WHEELING - Martinsburg coach Dave Walker thought his team had blown it.
Leading 9-7 with 2:58 remaining in the West Virginia Class AAA state championship against No. 1 Huntington, the Bulldogs defense had forced its sixth three-and-out of the afternoon and all the offense had to seemingly do was run out the clock.
As it turns out, it wouldn't be that easy.
Martinsburg quarterback Malique Watkins (7) tries to elude a tackle by Huntington’s Johnathan Spence (6).
Eric Mitchell muffed the ensuing punt and Huntington's Johnathan Spence recovered it at the Martinsburg 42.
''I thought we were going to give it away,'' said Walker, who's team was playing for an unprecedented fourth consecutive state title. ''That's the game right there. A lot of things happen. The ball's shaped funny and it bounces certain ways.''
The Bulldogs defense, which was looking tired after surrendering a 17-play, 80-yard touchdown drive to begin the fourth quarter, was in need of another stop.
It got it.
Tanner Lewis tracked down Nick Tubbs for a 7-yard loss on second down and Malik Cobb came up with a sack on third down to force the Highlanders into a fourth-and-25.
A false start penalty made it even more of a challenge for Huntington quarterback Clark Wilson, who had yet to completed a pass on the day, as he now needed 30 yards for the first down.
Wilson took a snap, dropped back, looked left and found Kilan Nicks breaking toward the sideline.
The 6-foot junior threw it up and Mitchell, who set Huntington up with this opportunity in the first place, batted it down.
Martinsburg was once again state champions with a 9-7 victory.
''You can't do any better,'' Bulldogs quarterback and Samuel Mumley Player of the Game Malique Watkins said. ''Every year of high school we ended with a ring. It feels so good. Four years in a row, that's unheard of.''
Not only did the Martinsburg seniors finish every season hoisting a championship trophy on Wheeling Island Stadium, the group never lost to a West Virginia team during their high school career.
''We have the utmost respect for Martinsburg and their program and what they stand for,'' Highlanders coach Billy Seals said. ''I thought we played well in the second half.
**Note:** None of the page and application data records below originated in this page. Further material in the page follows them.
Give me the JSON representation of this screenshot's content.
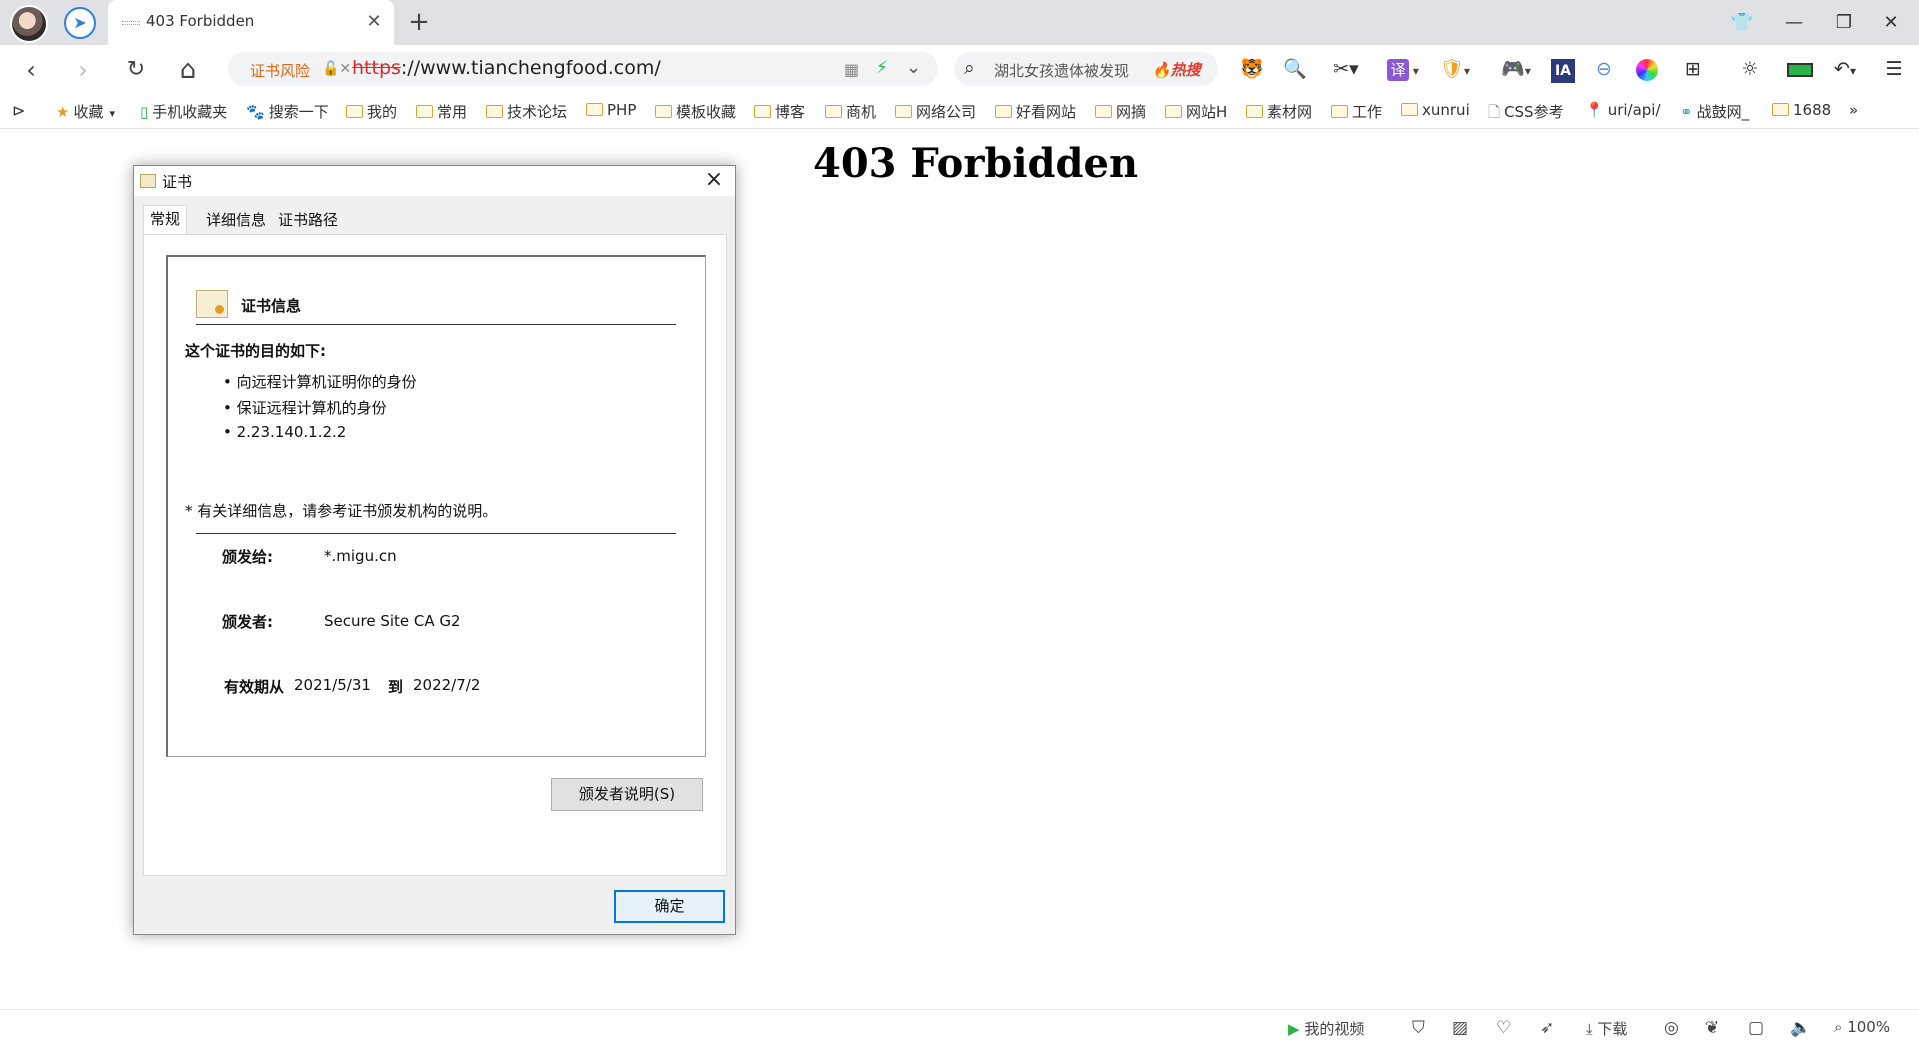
{
  "tabbar": {
    "tab_title": "403 Forbidden",
    "close_glyph": "✕",
    "new_tab_glyph": "+",
    "window_controls": {
      "shirt": "👕",
      "minimize": "—",
      "restore": "❐",
      "close": "✕"
    }
  },
  "toolbar": {
    "back": "‹",
    "forward": "›",
    "reload": "↻",
    "home": "⌂",
    "cert_risk_label": "证书风险",
    "url_protocol": "https",
    "url_rest": "://www.tianchengfood.com/",
    "search_placeholder": "湖北女孩遗体被发现",
    "search_hot": "🔥热搜",
    "icons": [
      "tiger-icon",
      "magnifier-icon",
      "scissors-icon",
      "translate-icon",
      "shield-coin-icon",
      "gamepad-icon",
      "ia-icon",
      "minus-circle-icon",
      "color-wheel-icon",
      "grid-icon",
      "sun-icon",
      "battery-icon",
      "undo-icon",
      "menu-icon"
    ],
    "translate_label": "译",
    "ia_label": "IA"
  },
  "bookmarks": {
    "items": [
      {
        "label": "收藏",
        "type": "star"
      },
      {
        "label": "手机收藏夹",
        "type": "phone"
      },
      {
        "label": "搜索一下",
        "type": "paw"
      },
      {
        "label": "我的",
        "type": "folder"
      },
      {
        "label": "常用",
        "type": "folder"
      },
      {
        "label": "技术论坛",
        "type": "folder"
      },
      {
        "label": "PHP",
        "type": "folder"
      },
      {
        "label": "模板收藏",
        "type": "folder"
      },
      {
        "label": "博客",
        "type": "folder"
      },
      {
        "label": "商机",
        "type": "folder"
      },
      {
        "label": "网络公司",
        "type": "folder"
      },
      {
        "label": "好看网站",
        "type": "folder"
      },
      {
        "label": "网摘",
        "type": "folder"
      },
      {
        "label": "网站H",
        "type": "folder"
      },
      {
        "label": "素材网",
        "type": "folder"
      },
      {
        "label": "工作",
        "type": "folder"
      },
      {
        "label": "xunrui",
        "type": "folder"
      },
      {
        "label": "CSS参考",
        "type": "page"
      },
      {
        "label": "uri/api/",
        "type": "pin"
      },
      {
        "label": "战鼓网_",
        "type": "link"
      },
      {
        "label": "1688",
        "type": "folder"
      }
    ],
    "more": "»"
  },
  "page": {
    "heading": "403 Forbidden"
  },
  "dialog": {
    "title": "证书",
    "tabs": {
      "general": "常规",
      "details": "详细信息",
      "path": "证书路径"
    },
    "info_title": "证书信息",
    "purpose_heading": "这个证书的目的如下:",
    "purposes": [
      "• 向远程计算机证明你的身份",
      "• 保证远程计算机的身份",
      "• 2.23.140.1.2.2"
    ],
    "note": "* 有关详细信息，请参考证书颁发机构的说明。",
    "issued_to_label": "颁发给:",
    "issued_to": "*.migu.cn",
    "issued_by_label": "颁发者:",
    "issued_by": "Secure Site CA G2",
    "valid_from_label": "有效期从",
    "valid_from": "2021/5/31",
    "to_label": "到",
    "valid_to": "2022/7/2",
    "issuer_statement_button": "颁发者说明(S)",
    "ok_button": "确定"
  },
  "statusbar": {
    "my_video": "我的视频",
    "download": "下载",
    "zoom": "100%"
  }
}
We couldn't get anything going offensively in the first half.''
Huntington (13-1) had managed only 25 yards of offense during the first two quarters with one first down.
By the time the game was over, however, the Highlanders outgained Martinsburg (13-1) by 20 yards (103-83).
The real difference in the game came early in the second quarter when the Bulldogs blocked a punt and Jaylen Carson recovered in it the end zone for a safety.
''We put that in this week and we thought we'd be able to do something with it,'' Walker noted. ''Coach (Britt) Sherman, our special teams coordinator, came up with it and it was huge.''
''We didn't block it up the way we should have and that's why you have to take advantage of every opportunity,'' Seals said. ''I said all week long that special teams were going to be the difference in the game.''
Martinsburg scored its only touchdown five and a half minutes later when Watkins found Troy Walker, the coach's son, open in the end zone.
Huntington made it 9-7 with with 5:51 remaining as Paden Christian drove his way in from 2 yards out to cap off the nearly eight and a half minute drive.
''We've been down a couple times this year at the half,'' Seals said. ''Our kids believe in what we do. We thought when we recovered that fumble on the punt, we could get in field goal range and Zach Stevens has been automatic all year long.''
While Seals and the rest of the Highlanders are left wondering what could have been, Walker had all of his focus on the present.
''I'm just going to enjoy this for a while,'' he said. ''I'm happy right now. We'll worry about next year next year.''